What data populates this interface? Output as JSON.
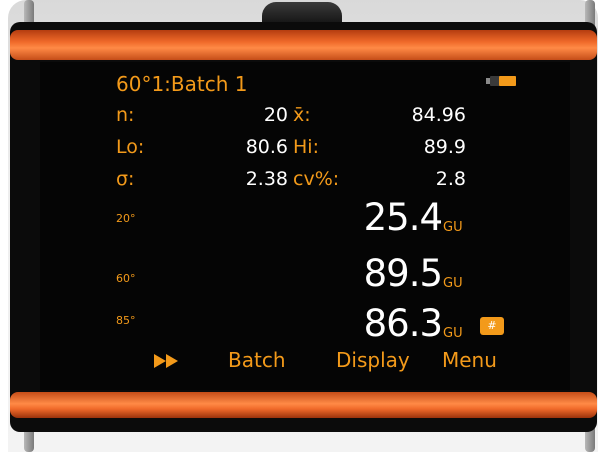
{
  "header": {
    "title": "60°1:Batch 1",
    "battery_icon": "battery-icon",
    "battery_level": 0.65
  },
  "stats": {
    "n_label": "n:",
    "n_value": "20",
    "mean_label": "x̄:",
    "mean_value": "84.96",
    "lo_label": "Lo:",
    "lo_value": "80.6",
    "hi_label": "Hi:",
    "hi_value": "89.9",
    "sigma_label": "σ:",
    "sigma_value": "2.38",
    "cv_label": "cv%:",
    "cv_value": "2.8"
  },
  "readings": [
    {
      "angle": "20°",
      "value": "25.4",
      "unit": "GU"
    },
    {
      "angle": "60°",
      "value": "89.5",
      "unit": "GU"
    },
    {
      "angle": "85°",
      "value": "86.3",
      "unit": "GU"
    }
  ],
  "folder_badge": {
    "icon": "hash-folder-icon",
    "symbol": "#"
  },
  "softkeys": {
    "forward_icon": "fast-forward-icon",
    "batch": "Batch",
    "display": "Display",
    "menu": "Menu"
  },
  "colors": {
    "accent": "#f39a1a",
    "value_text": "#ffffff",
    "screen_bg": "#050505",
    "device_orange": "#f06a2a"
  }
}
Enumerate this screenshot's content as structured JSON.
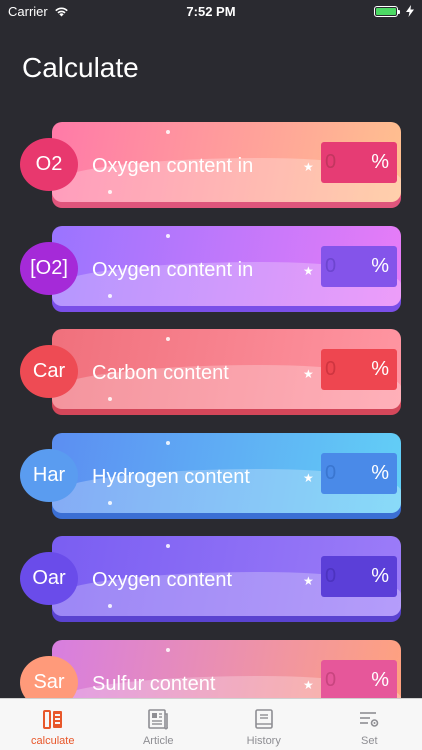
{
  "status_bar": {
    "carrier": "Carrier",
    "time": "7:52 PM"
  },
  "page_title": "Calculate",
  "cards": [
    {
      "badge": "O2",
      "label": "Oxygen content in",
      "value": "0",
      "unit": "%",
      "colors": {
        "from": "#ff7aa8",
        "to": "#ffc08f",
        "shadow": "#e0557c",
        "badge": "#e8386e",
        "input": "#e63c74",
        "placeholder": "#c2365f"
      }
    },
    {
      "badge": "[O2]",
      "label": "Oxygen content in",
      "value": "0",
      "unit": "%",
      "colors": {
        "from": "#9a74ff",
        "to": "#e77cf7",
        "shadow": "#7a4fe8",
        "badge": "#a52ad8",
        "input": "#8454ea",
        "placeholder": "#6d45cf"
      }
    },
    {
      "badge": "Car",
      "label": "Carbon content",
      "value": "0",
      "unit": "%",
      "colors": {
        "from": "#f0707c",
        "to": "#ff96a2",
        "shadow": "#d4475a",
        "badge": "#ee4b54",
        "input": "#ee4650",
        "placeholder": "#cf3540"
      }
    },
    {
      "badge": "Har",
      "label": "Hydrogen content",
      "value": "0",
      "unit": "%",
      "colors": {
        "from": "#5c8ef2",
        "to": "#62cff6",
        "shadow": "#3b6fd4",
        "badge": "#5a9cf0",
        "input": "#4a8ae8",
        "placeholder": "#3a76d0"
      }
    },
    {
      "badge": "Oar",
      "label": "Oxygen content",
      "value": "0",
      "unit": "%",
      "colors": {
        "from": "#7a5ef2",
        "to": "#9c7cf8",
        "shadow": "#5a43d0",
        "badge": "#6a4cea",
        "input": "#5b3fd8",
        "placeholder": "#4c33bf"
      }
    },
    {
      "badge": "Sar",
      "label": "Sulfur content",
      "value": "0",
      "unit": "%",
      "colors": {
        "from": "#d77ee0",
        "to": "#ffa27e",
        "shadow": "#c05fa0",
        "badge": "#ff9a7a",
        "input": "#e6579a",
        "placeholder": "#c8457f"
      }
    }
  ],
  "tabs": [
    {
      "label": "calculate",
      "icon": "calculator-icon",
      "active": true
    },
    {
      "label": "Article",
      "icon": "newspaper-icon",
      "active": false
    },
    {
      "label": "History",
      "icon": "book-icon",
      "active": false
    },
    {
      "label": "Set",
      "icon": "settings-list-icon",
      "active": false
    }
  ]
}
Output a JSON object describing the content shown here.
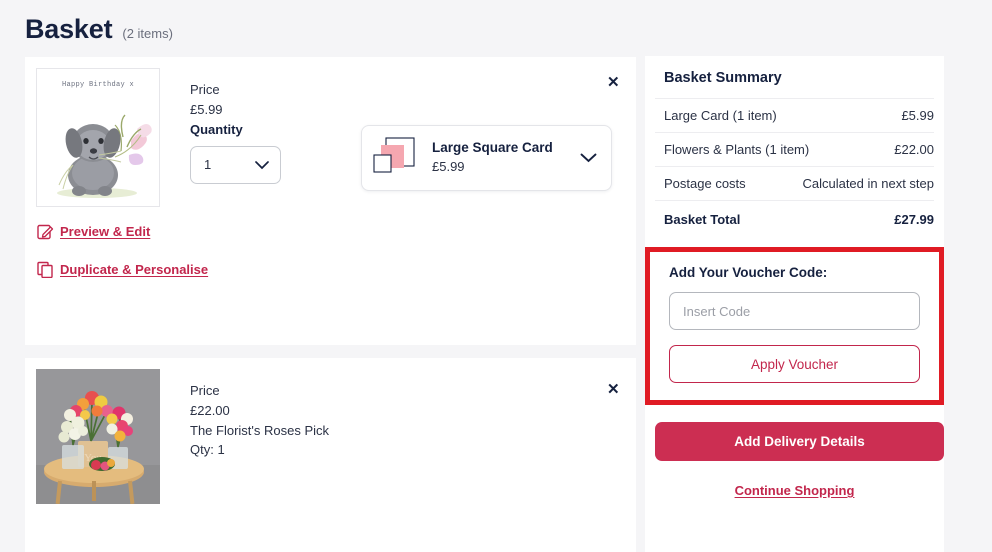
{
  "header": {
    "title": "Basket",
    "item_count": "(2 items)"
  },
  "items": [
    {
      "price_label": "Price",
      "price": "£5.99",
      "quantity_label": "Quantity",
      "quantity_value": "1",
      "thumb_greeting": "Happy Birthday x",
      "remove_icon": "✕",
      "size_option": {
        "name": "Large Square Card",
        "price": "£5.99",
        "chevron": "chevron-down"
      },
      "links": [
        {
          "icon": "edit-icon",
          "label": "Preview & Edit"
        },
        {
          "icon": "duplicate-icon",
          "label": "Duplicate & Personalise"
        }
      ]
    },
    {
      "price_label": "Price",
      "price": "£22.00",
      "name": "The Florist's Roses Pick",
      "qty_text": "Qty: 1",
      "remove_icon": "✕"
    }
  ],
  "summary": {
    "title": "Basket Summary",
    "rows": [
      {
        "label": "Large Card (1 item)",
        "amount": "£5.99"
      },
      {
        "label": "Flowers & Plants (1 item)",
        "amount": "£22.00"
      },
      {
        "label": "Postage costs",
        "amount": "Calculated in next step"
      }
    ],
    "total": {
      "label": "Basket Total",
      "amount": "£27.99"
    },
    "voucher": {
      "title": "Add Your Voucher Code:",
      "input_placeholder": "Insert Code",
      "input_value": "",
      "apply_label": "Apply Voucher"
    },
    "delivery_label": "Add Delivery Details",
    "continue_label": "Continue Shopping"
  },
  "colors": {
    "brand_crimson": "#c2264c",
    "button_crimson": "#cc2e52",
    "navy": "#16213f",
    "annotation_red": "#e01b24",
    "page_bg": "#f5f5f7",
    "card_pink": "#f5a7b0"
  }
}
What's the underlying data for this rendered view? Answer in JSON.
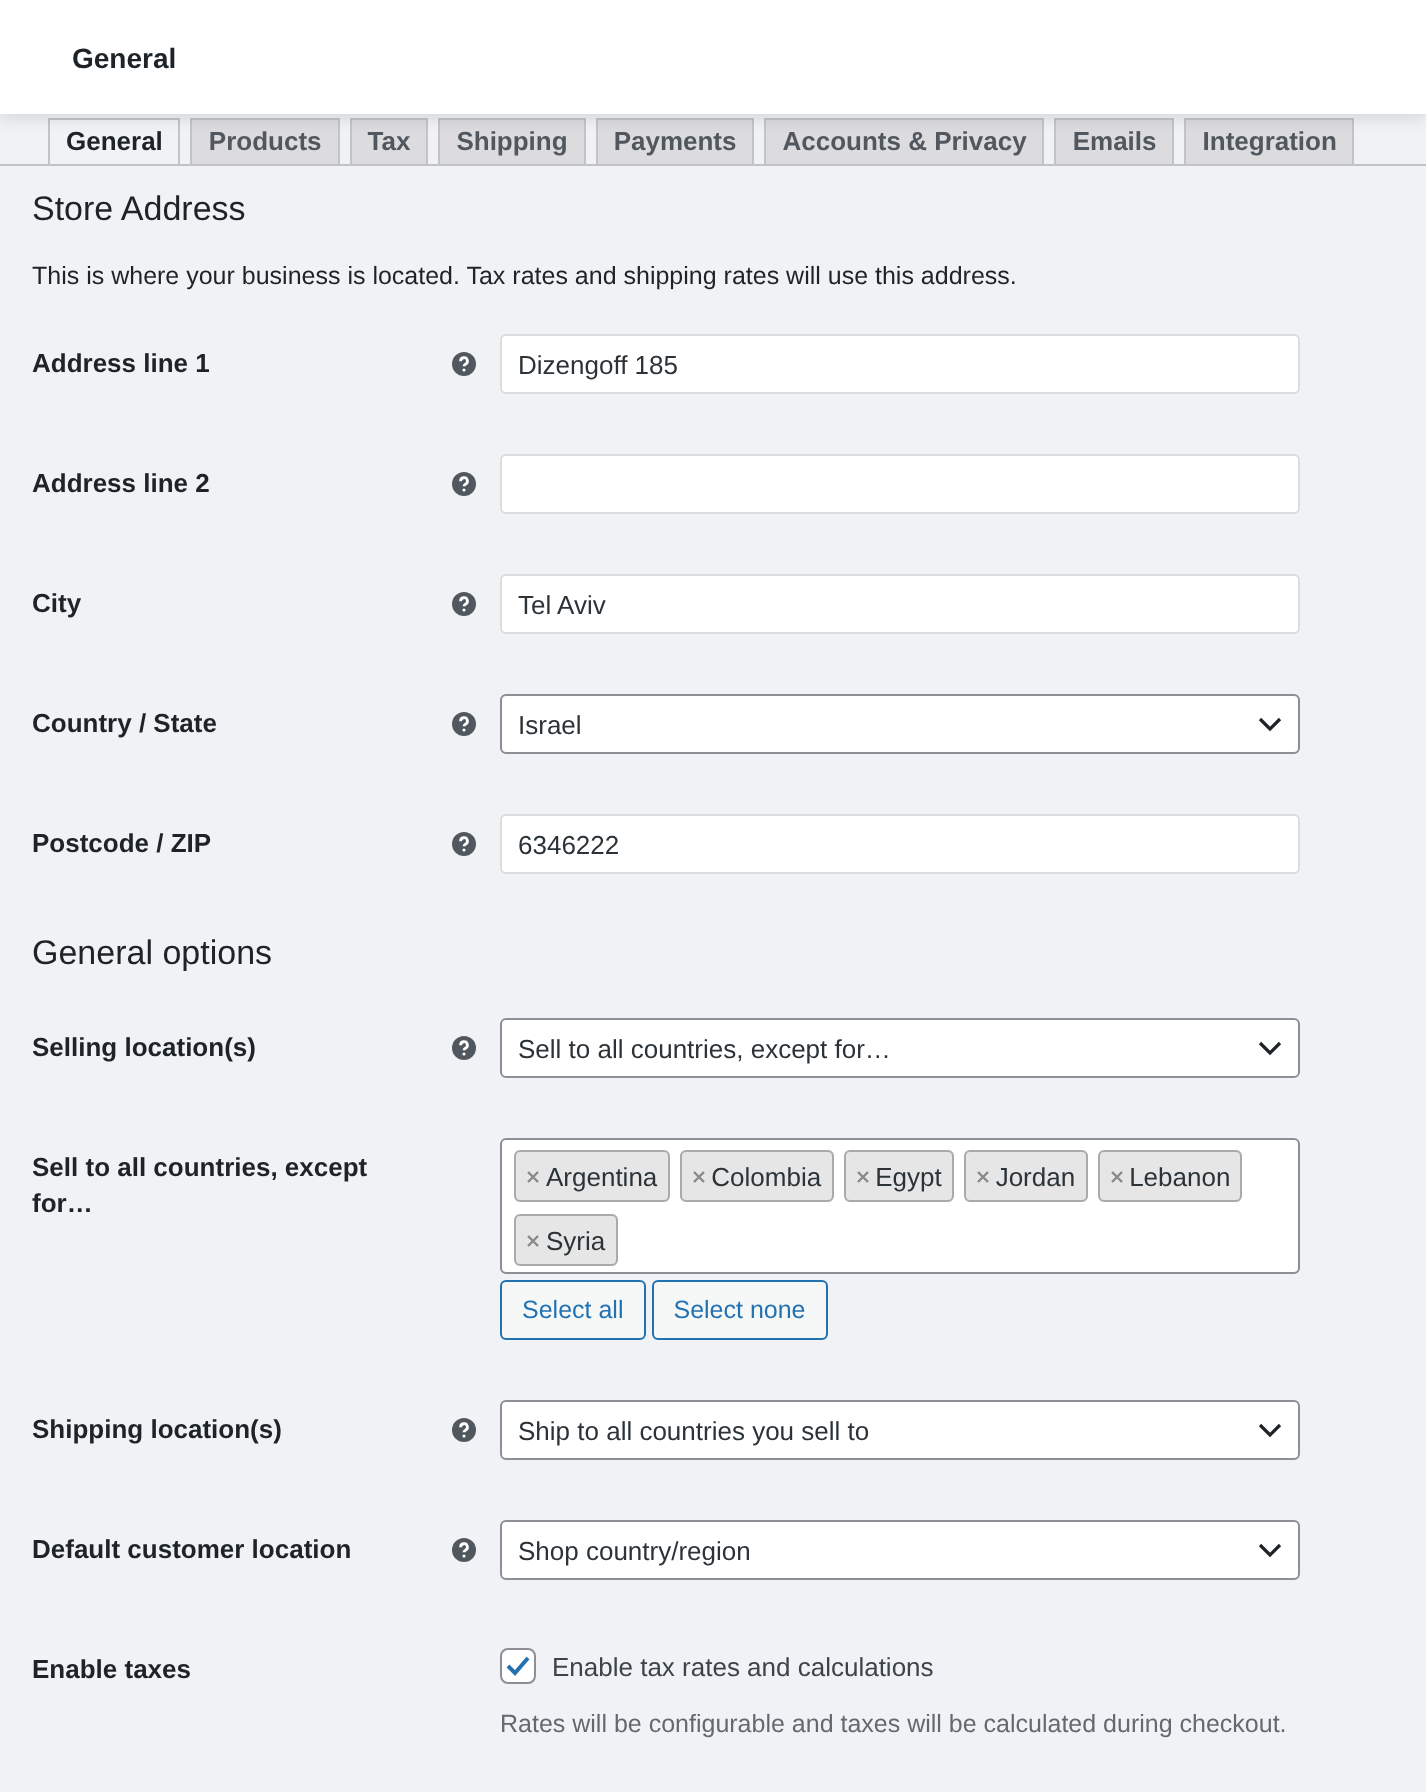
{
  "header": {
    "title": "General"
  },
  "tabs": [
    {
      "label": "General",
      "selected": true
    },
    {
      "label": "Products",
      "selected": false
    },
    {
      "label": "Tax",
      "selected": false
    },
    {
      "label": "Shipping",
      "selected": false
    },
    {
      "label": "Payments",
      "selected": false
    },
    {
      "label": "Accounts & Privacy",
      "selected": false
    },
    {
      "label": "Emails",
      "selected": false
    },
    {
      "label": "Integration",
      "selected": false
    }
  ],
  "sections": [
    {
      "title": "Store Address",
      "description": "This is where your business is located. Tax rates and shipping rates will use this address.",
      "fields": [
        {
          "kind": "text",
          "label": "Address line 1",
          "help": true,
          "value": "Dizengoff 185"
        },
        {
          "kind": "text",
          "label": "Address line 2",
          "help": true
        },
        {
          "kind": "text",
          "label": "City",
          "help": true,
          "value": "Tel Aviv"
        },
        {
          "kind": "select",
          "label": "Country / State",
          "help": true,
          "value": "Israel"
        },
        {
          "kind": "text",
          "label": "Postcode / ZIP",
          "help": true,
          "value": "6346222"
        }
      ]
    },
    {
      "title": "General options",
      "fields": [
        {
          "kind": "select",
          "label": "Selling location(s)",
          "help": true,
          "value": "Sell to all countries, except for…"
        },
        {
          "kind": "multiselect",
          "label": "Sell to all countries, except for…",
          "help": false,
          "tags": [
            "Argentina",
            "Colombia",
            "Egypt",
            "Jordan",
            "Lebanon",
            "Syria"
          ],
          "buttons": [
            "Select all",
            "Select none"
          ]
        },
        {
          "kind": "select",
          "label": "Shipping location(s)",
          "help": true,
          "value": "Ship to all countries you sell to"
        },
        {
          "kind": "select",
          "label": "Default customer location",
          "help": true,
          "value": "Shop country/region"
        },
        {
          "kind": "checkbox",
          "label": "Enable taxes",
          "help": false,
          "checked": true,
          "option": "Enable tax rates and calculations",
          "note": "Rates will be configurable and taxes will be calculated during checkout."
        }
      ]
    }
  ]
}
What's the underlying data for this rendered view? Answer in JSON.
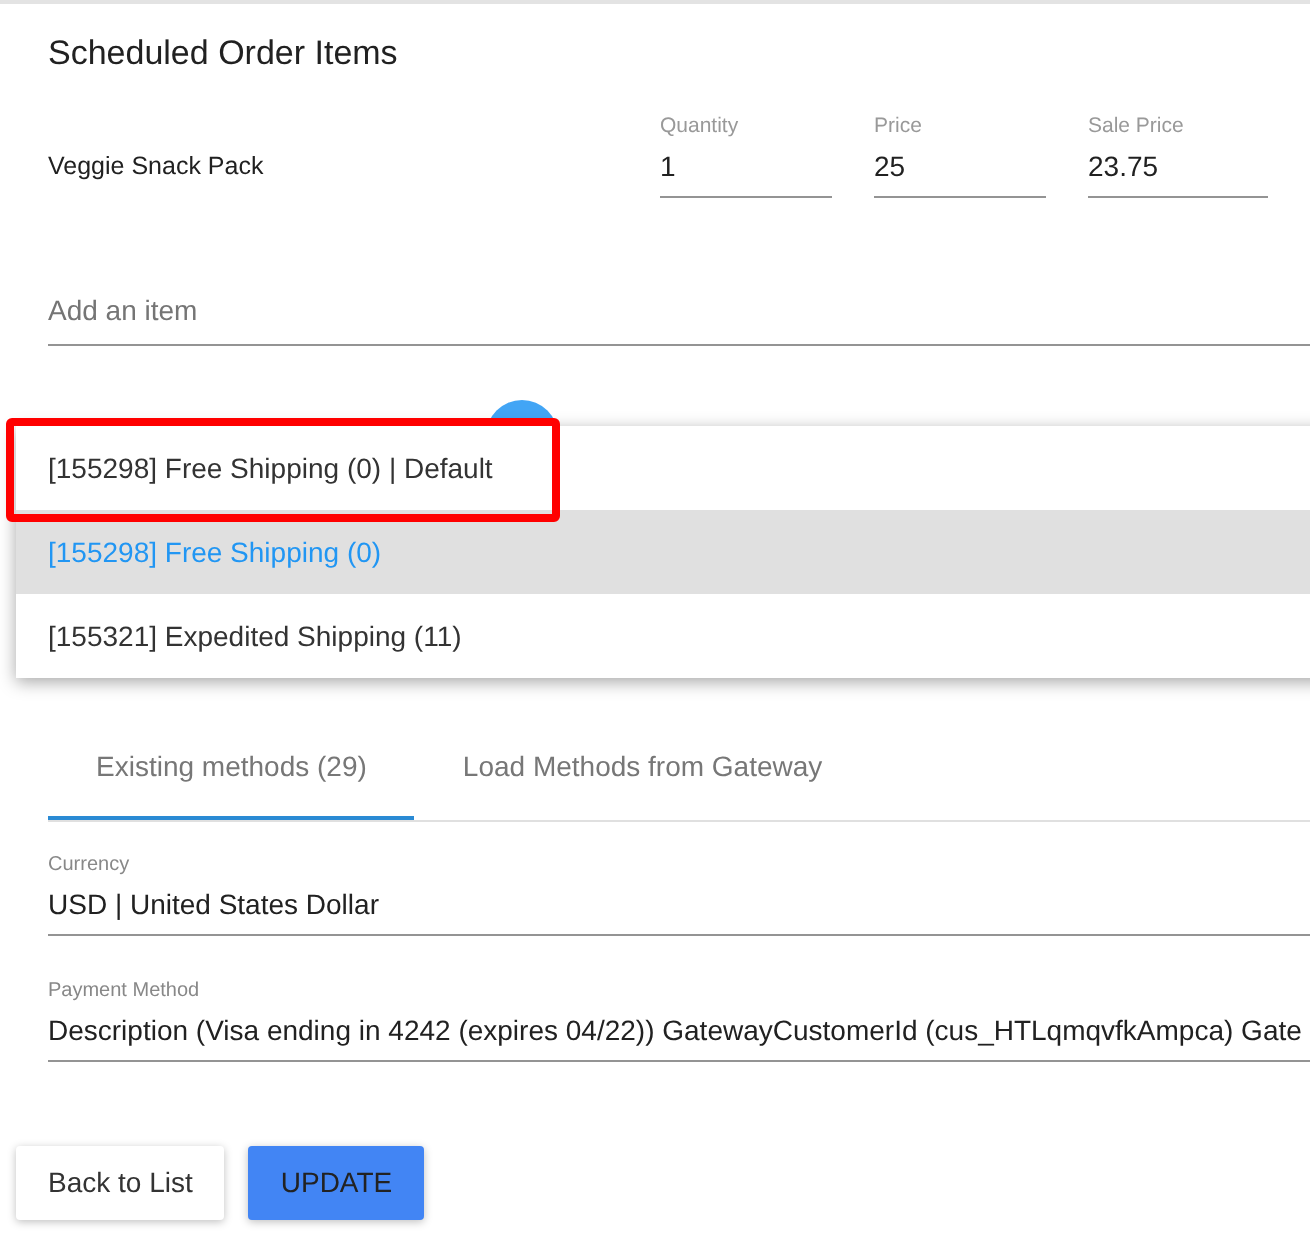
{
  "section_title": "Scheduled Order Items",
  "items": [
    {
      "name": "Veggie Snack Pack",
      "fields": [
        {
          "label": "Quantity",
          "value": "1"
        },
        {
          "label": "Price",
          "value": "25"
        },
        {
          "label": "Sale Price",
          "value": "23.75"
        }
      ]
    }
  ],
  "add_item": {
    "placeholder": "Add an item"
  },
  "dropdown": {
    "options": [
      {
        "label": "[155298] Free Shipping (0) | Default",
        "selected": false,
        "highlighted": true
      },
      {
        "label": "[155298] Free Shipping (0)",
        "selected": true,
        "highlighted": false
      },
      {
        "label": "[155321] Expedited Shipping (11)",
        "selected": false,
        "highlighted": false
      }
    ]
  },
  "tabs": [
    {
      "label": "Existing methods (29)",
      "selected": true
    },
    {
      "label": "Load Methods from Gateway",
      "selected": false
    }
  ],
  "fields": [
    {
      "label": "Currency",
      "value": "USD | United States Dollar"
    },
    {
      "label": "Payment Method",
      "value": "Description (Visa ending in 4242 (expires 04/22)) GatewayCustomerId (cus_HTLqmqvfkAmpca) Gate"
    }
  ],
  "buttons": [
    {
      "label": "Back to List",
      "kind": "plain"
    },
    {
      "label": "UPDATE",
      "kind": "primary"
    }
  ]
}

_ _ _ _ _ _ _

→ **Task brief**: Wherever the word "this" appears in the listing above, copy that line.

→ **Solution**:
What data populates this interface? Output as JSON.
Enumerate this screenshot's content as structured JSON.
What's the underlying data for this rendered view? Answer in JSON.
      "description": "This is where your business is located. Tax rates and shipping rates will use this address.",
What's the underlying data for this rendered view? Answer in JSON.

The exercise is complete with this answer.